> _About this task_
Every line with the string "care" should be copied from the data.

◇ ◇ ◇ ◇

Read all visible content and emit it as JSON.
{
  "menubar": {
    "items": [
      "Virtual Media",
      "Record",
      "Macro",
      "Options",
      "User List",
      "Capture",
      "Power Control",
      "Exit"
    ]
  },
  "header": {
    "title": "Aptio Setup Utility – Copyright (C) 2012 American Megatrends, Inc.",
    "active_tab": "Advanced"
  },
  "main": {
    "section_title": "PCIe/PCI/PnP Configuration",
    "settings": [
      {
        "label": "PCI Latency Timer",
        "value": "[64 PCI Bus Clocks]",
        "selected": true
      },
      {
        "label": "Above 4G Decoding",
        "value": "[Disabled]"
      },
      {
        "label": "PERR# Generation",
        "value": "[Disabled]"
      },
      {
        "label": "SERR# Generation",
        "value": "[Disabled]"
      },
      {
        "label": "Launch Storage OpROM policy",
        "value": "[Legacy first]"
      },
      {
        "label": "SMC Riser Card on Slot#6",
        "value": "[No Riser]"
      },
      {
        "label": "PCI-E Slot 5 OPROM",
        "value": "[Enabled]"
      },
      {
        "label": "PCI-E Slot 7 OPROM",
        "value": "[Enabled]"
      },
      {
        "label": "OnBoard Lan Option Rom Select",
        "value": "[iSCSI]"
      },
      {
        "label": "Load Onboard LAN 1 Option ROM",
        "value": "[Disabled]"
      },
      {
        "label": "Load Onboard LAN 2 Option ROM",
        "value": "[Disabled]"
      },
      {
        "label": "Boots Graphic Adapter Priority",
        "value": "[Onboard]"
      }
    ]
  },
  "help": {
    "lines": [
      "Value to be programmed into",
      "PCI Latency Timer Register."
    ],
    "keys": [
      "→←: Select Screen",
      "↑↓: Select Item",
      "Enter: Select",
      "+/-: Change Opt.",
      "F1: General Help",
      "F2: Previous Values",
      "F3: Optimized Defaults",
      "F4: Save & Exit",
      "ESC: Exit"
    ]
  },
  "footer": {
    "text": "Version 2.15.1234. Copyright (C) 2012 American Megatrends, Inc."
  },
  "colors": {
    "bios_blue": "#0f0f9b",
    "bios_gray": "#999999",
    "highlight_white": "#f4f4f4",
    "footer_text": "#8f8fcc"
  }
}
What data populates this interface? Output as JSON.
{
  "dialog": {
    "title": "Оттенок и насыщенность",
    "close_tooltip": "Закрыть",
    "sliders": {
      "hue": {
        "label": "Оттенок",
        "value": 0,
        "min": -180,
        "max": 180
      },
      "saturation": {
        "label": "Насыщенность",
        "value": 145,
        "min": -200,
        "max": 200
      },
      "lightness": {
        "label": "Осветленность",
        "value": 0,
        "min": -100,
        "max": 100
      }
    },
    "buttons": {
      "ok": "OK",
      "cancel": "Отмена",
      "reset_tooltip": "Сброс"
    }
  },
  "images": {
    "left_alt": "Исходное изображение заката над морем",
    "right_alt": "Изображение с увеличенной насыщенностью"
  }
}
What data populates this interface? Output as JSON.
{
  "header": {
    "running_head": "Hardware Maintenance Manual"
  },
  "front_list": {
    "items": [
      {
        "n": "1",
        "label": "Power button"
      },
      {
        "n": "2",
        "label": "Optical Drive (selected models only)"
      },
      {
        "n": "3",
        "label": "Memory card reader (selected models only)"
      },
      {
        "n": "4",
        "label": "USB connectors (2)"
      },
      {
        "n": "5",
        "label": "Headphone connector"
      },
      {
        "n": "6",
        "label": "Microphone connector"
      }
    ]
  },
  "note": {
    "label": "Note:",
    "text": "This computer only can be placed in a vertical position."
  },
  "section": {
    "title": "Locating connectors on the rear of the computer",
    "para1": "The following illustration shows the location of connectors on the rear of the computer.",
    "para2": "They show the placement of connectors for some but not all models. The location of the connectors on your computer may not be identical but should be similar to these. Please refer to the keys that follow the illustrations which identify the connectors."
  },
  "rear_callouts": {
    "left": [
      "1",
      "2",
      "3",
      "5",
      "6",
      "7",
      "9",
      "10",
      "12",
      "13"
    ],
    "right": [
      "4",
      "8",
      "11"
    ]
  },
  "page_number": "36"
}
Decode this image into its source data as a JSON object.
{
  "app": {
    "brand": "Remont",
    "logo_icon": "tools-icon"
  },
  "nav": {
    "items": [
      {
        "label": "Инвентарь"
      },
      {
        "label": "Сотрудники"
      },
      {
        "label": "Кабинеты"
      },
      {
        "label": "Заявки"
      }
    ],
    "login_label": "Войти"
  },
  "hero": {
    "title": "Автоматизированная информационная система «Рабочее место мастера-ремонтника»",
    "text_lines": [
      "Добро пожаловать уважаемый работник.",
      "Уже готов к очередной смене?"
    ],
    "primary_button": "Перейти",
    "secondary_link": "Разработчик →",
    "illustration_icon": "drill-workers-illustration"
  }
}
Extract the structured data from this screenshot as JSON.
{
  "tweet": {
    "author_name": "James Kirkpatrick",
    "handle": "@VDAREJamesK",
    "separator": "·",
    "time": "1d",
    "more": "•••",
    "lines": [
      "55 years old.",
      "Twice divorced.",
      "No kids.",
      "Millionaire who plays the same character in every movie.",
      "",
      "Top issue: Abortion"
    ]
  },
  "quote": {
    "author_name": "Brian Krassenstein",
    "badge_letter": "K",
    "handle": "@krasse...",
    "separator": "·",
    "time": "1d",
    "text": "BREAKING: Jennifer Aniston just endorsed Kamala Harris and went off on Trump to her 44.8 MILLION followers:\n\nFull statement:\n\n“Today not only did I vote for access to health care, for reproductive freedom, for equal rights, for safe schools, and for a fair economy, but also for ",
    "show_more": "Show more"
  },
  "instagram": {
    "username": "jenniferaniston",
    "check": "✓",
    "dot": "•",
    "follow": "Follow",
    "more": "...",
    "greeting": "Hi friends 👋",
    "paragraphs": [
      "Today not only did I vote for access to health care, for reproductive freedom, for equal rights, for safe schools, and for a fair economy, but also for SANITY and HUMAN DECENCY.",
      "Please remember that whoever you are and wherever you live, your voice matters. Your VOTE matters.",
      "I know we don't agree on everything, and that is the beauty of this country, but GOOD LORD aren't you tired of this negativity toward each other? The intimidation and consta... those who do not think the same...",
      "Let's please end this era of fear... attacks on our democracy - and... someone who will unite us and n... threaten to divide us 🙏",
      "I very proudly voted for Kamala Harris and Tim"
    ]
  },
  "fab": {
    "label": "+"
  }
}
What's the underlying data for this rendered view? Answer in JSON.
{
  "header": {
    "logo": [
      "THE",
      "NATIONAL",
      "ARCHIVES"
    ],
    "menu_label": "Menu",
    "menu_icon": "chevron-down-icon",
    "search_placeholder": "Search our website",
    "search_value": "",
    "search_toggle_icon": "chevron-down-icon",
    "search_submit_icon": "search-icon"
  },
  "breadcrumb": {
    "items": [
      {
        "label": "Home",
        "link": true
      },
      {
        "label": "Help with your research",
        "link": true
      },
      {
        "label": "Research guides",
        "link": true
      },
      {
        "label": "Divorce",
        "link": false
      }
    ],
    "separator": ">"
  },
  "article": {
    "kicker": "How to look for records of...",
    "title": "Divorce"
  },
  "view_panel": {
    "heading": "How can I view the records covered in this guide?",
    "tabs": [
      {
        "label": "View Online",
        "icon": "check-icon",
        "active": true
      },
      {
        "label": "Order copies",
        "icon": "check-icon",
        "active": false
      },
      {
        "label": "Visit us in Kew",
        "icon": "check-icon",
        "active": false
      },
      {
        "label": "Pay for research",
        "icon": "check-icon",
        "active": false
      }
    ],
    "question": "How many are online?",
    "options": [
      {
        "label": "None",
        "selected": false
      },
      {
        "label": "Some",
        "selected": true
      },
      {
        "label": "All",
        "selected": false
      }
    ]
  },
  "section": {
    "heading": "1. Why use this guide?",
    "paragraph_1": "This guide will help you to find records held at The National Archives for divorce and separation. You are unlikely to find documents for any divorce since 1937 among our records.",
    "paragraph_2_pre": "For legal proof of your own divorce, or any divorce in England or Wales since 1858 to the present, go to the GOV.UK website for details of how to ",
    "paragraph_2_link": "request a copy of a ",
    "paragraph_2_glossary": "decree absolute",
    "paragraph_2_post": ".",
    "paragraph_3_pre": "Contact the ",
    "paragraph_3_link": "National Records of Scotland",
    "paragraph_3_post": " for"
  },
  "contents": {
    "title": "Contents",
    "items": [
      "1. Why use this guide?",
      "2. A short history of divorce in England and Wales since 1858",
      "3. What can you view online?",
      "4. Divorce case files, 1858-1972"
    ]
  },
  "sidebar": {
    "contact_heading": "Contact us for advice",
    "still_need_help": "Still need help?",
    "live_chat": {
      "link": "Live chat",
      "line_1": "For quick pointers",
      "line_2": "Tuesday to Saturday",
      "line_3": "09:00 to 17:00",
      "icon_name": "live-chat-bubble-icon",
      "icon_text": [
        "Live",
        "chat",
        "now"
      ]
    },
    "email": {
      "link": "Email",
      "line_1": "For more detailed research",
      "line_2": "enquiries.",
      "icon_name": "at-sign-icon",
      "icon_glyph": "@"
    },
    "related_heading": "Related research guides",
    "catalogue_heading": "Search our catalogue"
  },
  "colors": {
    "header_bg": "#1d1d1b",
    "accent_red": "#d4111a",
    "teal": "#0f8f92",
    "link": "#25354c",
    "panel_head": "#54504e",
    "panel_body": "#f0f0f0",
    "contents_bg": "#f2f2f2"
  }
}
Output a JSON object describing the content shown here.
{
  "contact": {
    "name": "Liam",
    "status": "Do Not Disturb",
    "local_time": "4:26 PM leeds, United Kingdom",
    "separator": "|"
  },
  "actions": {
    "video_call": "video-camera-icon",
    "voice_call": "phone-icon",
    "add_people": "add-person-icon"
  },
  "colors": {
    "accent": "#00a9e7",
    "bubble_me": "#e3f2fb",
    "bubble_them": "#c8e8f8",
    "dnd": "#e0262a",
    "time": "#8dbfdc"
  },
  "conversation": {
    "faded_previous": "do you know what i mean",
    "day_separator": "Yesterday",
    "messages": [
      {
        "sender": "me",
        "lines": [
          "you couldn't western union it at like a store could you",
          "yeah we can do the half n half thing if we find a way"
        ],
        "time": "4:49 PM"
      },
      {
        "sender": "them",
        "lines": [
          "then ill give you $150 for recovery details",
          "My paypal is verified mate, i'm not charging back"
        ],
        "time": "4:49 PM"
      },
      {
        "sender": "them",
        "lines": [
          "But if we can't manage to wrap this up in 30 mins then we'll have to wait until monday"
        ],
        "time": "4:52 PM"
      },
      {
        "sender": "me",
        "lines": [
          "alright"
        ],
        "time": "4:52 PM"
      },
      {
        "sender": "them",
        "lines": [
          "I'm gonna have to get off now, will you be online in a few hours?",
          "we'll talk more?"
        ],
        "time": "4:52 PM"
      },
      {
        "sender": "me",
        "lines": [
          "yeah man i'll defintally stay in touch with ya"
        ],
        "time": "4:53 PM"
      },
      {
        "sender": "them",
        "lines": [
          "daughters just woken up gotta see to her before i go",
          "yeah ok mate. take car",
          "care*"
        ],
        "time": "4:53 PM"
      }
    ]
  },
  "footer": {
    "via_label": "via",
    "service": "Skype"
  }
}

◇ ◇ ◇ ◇

> _Solution below_
    "text": "BREAKING: Jennifer Aniston just endorsed Kamala Harris and went off on Trump to her 44.8 MILLION followers:\n\nFull statement:\n\n“Today not only did I vote for access to health care, for reproductive freedom, for equal rights, for safe schools, and for a fair economy, but also for ",
      "Today not only did I vote for access to health care, for reproductive freedom, for equal rights, for safe schools, and for a fair economy, but also for SANITY and HUMAN DECENCY.",
          "care*"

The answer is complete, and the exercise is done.